Opening a joint bank account with a spouse, partner, parent, or child is a routine procedure for many people, and one for which they are unlikely to seek the advice of an attorney.

Unfortunately, if one of the people on the account passes away, depending on how the account is set up, the remaining account holder may not be able to access those funds until the deceased person’s estate goes through the probate process, which is sometimes the very procedure the account holder wanted to avoid.

The wills, trusts, estates and probate attorneys at Brousseau Naftis & Massingill, P.C. have decades of experience representing clients in powers of attorney, trust litigation, conservatorship and other estate planning matters. For more information, contact us today for a no-obligation consultation.

What Kind of Bank Account Are You Opening?

couple with joint credit accountsWhen setting up a joint bank account, customers may be offered any of the following options:

  1. Joint Account;
  2. Payable on Death;
  3. Joint Tenants with Right of Survivorship; or
  4. Tenants in Common.

Which type of bank account is right for you and your family is really an issue that should be addressed with all parties, as well as your legal counsel, as the answer will depend on your intent and your current estate plan.

A Joint Account—with no other designation—means that both parties own and have the right to access funds in the account, but without a Right of Survivorship designation (as addressed below), the account would become part of a deceased owner’s estate at his or her death and would need to go through the probate process.

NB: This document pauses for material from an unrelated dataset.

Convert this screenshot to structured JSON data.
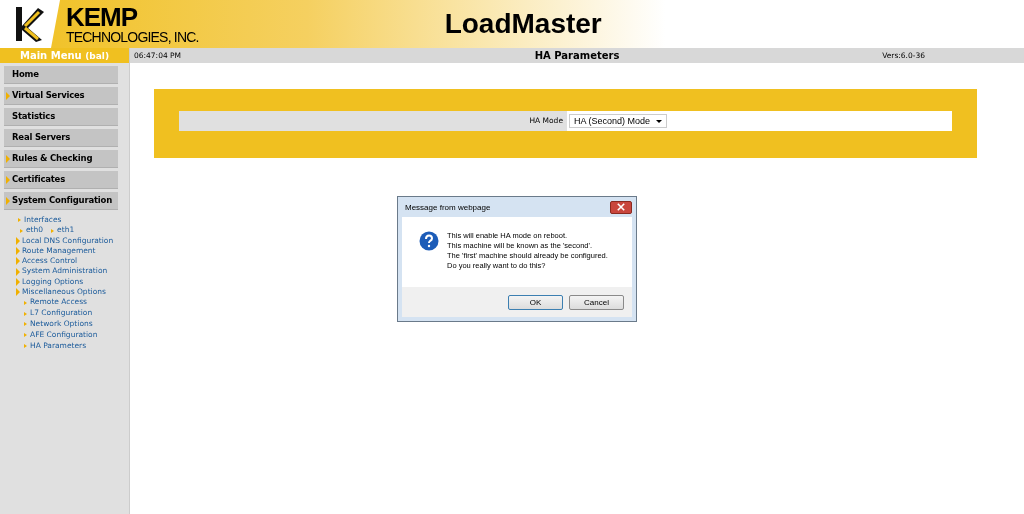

A Payable on Death account is a bank account with which the owner can name a beneficiary—much like a life insurance policy—so that, when the owner passes away, the beneficiary receives the funds in the bank account without having to go through the probate process. This is not actually a “joint account” as the beneficiary has no right to access the funds during the account owner’s life, but the funds would pass automatically to the beneficiary upon the owner’s death.

Similarly, a bank account designated as “Joint Tenants with Right of Survivorship,” or “JTWROS,” awards the account to the surviving owner of the account when one owner passes away. Because of this, a Right of Survivorship Account also avoids the probate process to transfer ownership.

A Tenants in Common bank account is often confused with the Payable on Death and Right of Survivorship accounts, but it operates completely differently, which may lead to unintended results.

Tenants in Common Bank Accounts

With a Tenants in Common Bank Account, each owner of the account holds an undivided one-half interest in the account and there is no right of survivorship. Instead, if one of the owners of the account passes away, the deceased owner’s portion of the account must be distributed according to his or her Last Will & Testament, thus requiring that the Will be admitted to probate and the funds distributed as part of the probate process. Accordingly, even if the Last Will & Testament directs that the surviving co-owner of the Tenants in Common Account inherits these funds, the surviving co-owner will not have access to those funds until the probate process is completed.

Additionally, the bank may freeze these funds upon the death of one of the owners of the account until the probate process occurs so that the funds in the account are not accessed by the surviving co-owner unless and until the Probate Court so directs.

Because the funds in the Tenants in Common Bank Account do not pass automatically, these types of accounts are really meant for customers who have engaged in extensive tax-planned estate planning and whose desire is that their estate is distributed only through their Last Wills & Testaments and Trusts.

Bankers are not Lawyers

While bankers are very knowledgeable about their products and the different banking options available for their customers, without consulting an attorney as part of the process, many customers can end up signing up for types of bank accounts that complicate, rather than simplify, their estate planning.

Many of the people who open a joint bank account do so because they want to avoid probate for all or some of their assets, and the Tenants in Common Bank Account will not do that; it only creates more assets that need to be probated, and may even get their co-owner locked out of the account until that process is complete.

Accordingly, before opening a joint account with any type of designation, it is best to first seek legal advice to ensure that the type of account you are opening will not interfere with your intent and your estate plan.